A job-market surprise has reinforced the economic optimists and pushed long-term rates close to their highs of the year: the 10-year T-note to 3.86 percent, lowest-fee mortgages to 5.75 percent. The stock market is ecstatic, continuing its straight-line July run — the S&P 500 at 1,015 today, the highest level since early October.
In this morning’s report, payrolls lost only 247,000 jobs in July, a hundred thousand fewer than most forecasts and barely half of the June losses. This first-Friday monthly employment report gets more attention than any because jobs drive consumption and tax revenue. If too cold they drive recession, if too hot: inflation.

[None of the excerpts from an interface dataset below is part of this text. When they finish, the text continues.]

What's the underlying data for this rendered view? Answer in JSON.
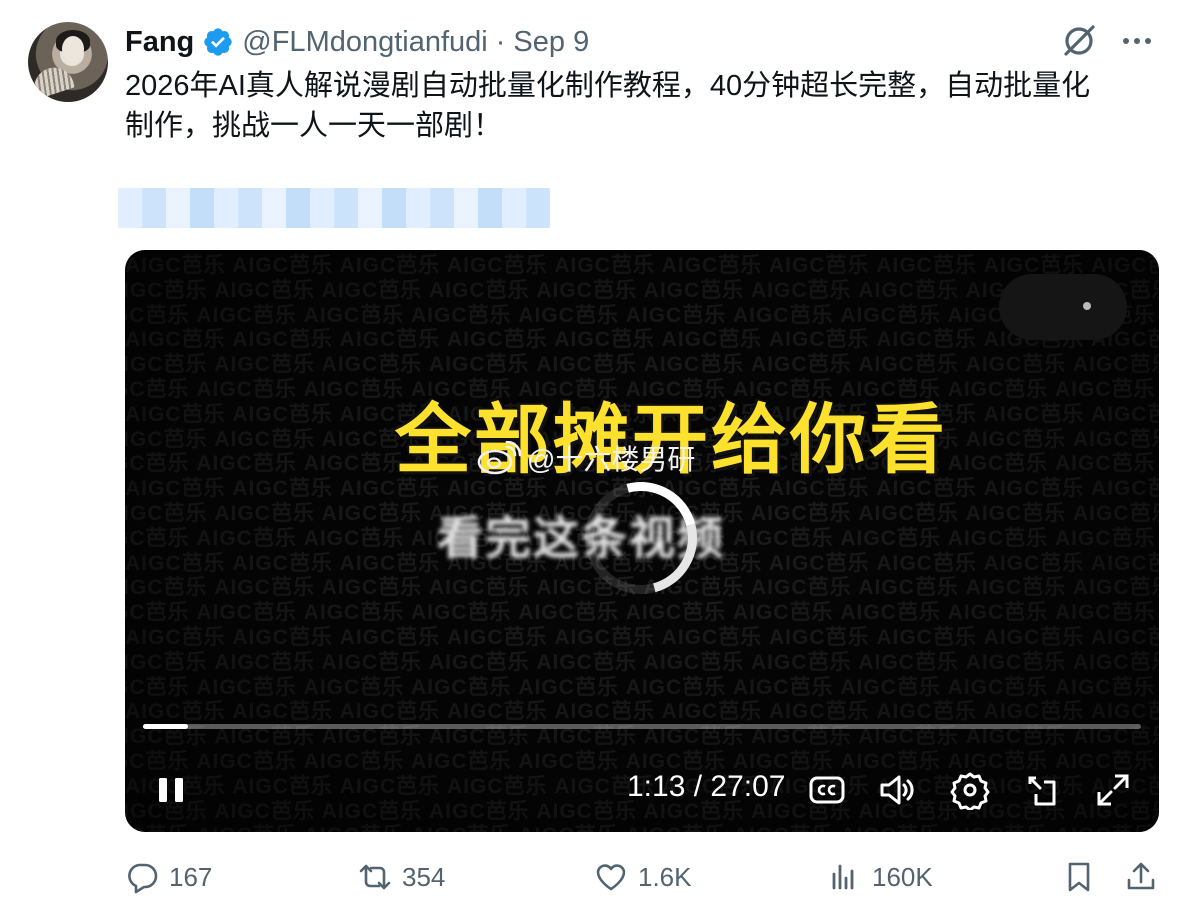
{
  "author": {
    "name": "Fang",
    "handle": "@FLMdongtianfudi",
    "separator": "·",
    "date": "Sep 9",
    "verified_color": "#1d9bf0"
  },
  "header_icons": [
    "grok-icon",
    "more-icon"
  ],
  "tweet": {
    "text": "2026年AI真人解说漫剧自动批量化制作教程，40分钟超长完整，自动批量化\n制作，挑战一人一天一部剧！"
  },
  "video": {
    "watermark_text": "AIGC芭乐",
    "headline": "全部摊开给你看",
    "weibo_handle": "@十六楼男研",
    "subline": "看完这条视频",
    "state": "playing",
    "loading": true,
    "progress_fraction": 0.045,
    "current_time": "1:13",
    "time_separator": "/",
    "duration": "27:07",
    "controls": [
      "pause-icon",
      "captions-icon",
      "volume-icon",
      "settings-icon",
      "pip-icon",
      "fullscreen-icon"
    ],
    "headline_color": "#fde12d"
  },
  "actions": {
    "replies": "167",
    "reposts": "354",
    "likes": "1.6K",
    "views": "160K",
    "icons": [
      "reply-icon",
      "repost-icon",
      "like-icon",
      "views-icon",
      "bookmark-icon",
      "share-icon"
    ]
  }
}
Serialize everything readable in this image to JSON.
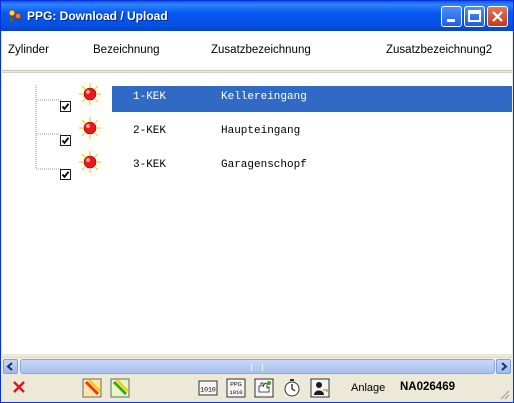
{
  "window": {
    "title": "PPG: Download / Upload",
    "colors": {
      "titlebar": "#0758f2",
      "selection": "#316ac5",
      "close": "#c7391b"
    }
  },
  "header": {
    "columns": [
      "Zylinder",
      "Bezeichnung",
      "Zusatzbezeichnung",
      "Zusatzbezeichnung2"
    ]
  },
  "tree": {
    "rows": [
      {
        "checked": true,
        "icon": "red-bulb-icon",
        "code": "1-KEK",
        "name": "Kellereingang",
        "selected": true
      },
      {
        "checked": true,
        "icon": "red-bulb-icon",
        "code": "2-KEK",
        "name": "Haupteingang",
        "selected": false
      },
      {
        "checked": true,
        "icon": "red-bulb-icon",
        "code": "3-KEK",
        "name": "Garagenschopf",
        "selected": false
      }
    ]
  },
  "toolbar": {
    "buttons": [
      "delete-icon",
      "download-icon",
      "upload-icon",
      "binary-icon",
      "ppg-binary-icon",
      "hand-key-icon",
      "timer-icon",
      "person-key-icon"
    ],
    "anlage_label": "Anlage",
    "anlage_value": "NA026469"
  }
}
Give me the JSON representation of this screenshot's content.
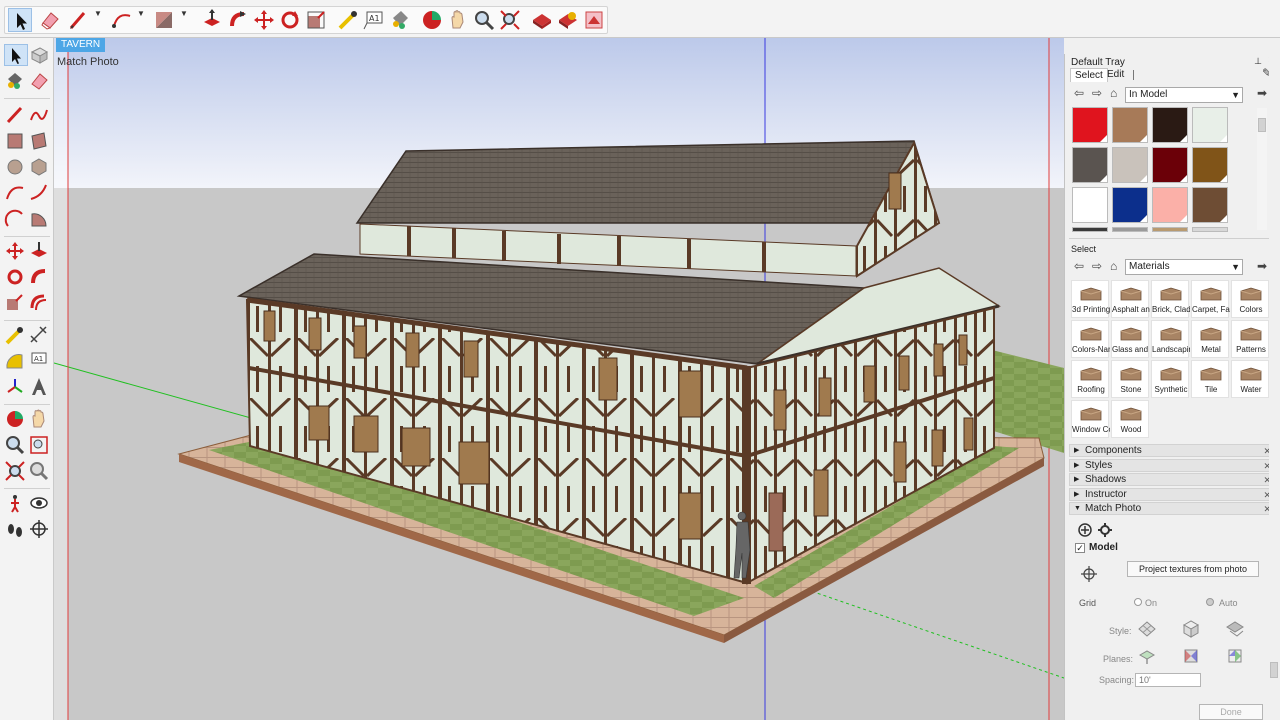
{
  "viewport": {
    "scene_tab": "TAVERN",
    "label": "Match Photo"
  },
  "toolbar_icons": [
    "select-tool-icon",
    "eraser-tool-icon",
    "line-tool-icon",
    "arc-tool-icon",
    "rectangle-tool-icon",
    "push-pull-tool-icon",
    "follow-me-tool-icon",
    "move-tool-icon",
    "rotate-tool-icon",
    "scale-tool-icon",
    "tape-measure-icon",
    "text-tool-icon",
    "paint-bucket-icon",
    "orbit-icon",
    "pan-icon",
    "zoom-icon",
    "zoom-extents-icon",
    "warehouse-icon",
    "extension-warehouse-icon",
    "layout-icon"
  ],
  "tray": {
    "title": "Default Tray",
    "materials": {
      "tabs": [
        "Select",
        "Edit"
      ],
      "dropdown_in_model": "In Model",
      "swatch_colors": [
        "#e0141e",
        "#a77a58",
        "#2a1a14",
        "#e8efe8",
        "#5a5450",
        "#c9c2bb",
        "#6b0008",
        "#805418",
        "#ffffff",
        "#0c2f8c",
        "#fbb0a8",
        "#6e4d34"
      ],
      "section_label": "Select",
      "dropdown_library": "Materials",
      "library_items": [
        "3d Printing",
        "Asphalt and Concrete",
        "Brick, Cladding and Siding",
        "Carpet, Fabric, Leather",
        "Colors",
        "Colors-Named",
        "Glass and Mirrors",
        "Landscaping",
        "Metal",
        "Patterns",
        "Roofing",
        "Stone",
        "Synthetic",
        "Tile",
        "Water",
        "Window Coverings",
        "Wood"
      ]
    },
    "panels": [
      "Components",
      "Styles",
      "Shadows",
      "Instructor",
      "Match Photo"
    ],
    "match_photo": {
      "model_label": "Model",
      "project_button": "Project textures from photo",
      "grid_label": "Grid",
      "radio_on": "On",
      "radio_auto": "Auto",
      "style_label": "Style:",
      "planes_label": "Planes:",
      "spacing_label": "Spacing:",
      "spacing_value": "10'",
      "done_button": "Done"
    }
  }
}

Today’s news has the normal-cyclical-recovery crowd as overjoyed as the stock market: the job market tends to turn after recessions have already ended, so this one must be over.
Weekly claims for unemployment insurance give a little support to the payroll surprise, down to the 550,000-575,000 range since the April peak at 668,000, but nothing as dramatic. June personal income completely reversed the stimulus-puffed May gain. The July Institute of Supply Management service-sector index surprised with its weakness, to 47 from 48.8.
NAR’s pending home sales surged 3.6 percent in June, but were not confirmed by other data. Purchase-loan applications are still flat. Distress is still growing in the pipeline: new Fannie/Freddie data have 90-day-plus delinquencies up from 1.12 percent last May to 3.27 percent one year later. Since last May, 420,000 foreclosure starts; at 3.27 percent currently 90-plus … that’s another 1 million loans going into the tank, Fannie/Freddie alone.
There is nothing unusual about an argument between cyclical optimism and this-time-it’s-different — every recession-end has one. However, the normal debate is about degree and timing: how strong the recovery, and how soon the Fed will reverse field. This debate is about whether — if we’ll recover in anything like a normal way. …CONTINUED
The extraordinary differences this time: No post-WWII cycle has had a financial system so broken (without capital, still) that it cannot convey Fed easing to the economy, nor have we ever borrowed so much so fast — partly intentional stimulus, partly because tax revenue has collapsed (off 18 percent) as never since the 1930s.
Take heart: It ain’t just us feeling around for policy in the dark. Take China. Terrified of the threat to stability from any real recession, China last winter turned on the credit spigot, its banks making more loans in the first 90 days of 2009 than in all of 2008. Its real problem: a collapse in exports. That sector is three times the fraction of its economy compared to ours; its consumers only one-third.
The credit flood was intended to float China until U.S. demand for its exports returned; there is no increase in U.S. demand, and the flood has produced a sugar-high in China’s stocks and real estate. No one knows what will happen when the authorities turn off the spigot, as they must.
Take Europe. Germany refuses any dramatic fiscal or monetary action, believing that this is just a big but normal cycle to be ridden out until U.S. demand for exports returns. The rest of Europe is going along, out of pride (France), strength (Scandinavia), fear of alternatives (Ireland, Spain, Italy, Portugal, Greece), and a bad idea (never, ever attempt monetary union without a unified budget and government).
Europe is now in outright consumer-price deflation. Many here are disturbed at dollar weakness vs. the euro; never, ever wish your currency to stay as "strong" as one in price deflation.
Which leads to Japan, back in deflation, the yen "strengthening," which makes its collapsed exports too expensive. Nevertheless, Japan hopes that U.S. demand for exports will return. It has no other plan except life-support government spending, funded by selling bonds to its citizens — bonds that no one else will buy.
I share the world’s hopes for recovery of U.S. demand. However, the only ideas of ours that have worked are the $8,000 first-time homebuyer tax credit, the "Cash For SUVs and F-150s You Bought By Mistake" program, and Fed life support by imaginary money. I would feel better if the authorities here understood that the panic-stop to the credit binge still has us going through the windshield.
We can’t get this wrong: We are the world’s airbag.
Lou Barnes is a mortgage broker and nationally syndicated columnist based in Boulder, Colo. He can be reached at firstname.lastname@example.org.
What’s your opinion? Leave your comments below or send a letter to the editor. To contact the writer, click the byline at the top of the story.